* [Data]
━━━━━━━━

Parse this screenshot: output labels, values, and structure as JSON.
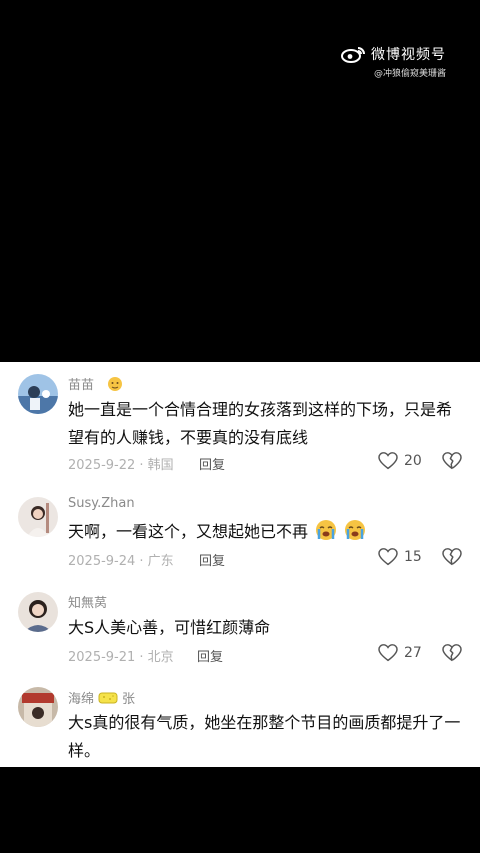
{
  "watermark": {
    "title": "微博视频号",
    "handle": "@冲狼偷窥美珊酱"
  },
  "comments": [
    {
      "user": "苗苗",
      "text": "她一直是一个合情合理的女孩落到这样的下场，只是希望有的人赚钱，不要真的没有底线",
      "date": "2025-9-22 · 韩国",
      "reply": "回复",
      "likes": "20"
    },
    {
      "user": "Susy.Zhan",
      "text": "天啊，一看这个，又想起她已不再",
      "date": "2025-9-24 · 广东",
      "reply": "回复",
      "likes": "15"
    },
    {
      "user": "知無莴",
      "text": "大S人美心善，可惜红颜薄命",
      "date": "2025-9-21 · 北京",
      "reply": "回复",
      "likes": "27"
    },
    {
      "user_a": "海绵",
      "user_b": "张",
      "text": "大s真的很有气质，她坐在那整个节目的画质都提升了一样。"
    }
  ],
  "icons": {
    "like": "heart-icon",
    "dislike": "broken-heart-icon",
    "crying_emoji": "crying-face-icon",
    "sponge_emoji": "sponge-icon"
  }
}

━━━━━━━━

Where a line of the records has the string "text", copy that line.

* [Your response]
      "text": "她一直是一个合情合理的女孩落到这样的下场，只是希望有的人赚钱，不要真的没有底线",
      "text": "天啊，一看这个，又想起她已不再",
      "text": "大S人美心善，可惜红颜薄命",
      "text": "大s真的很有气质，她坐在那整个节目的画质都提升了一样。"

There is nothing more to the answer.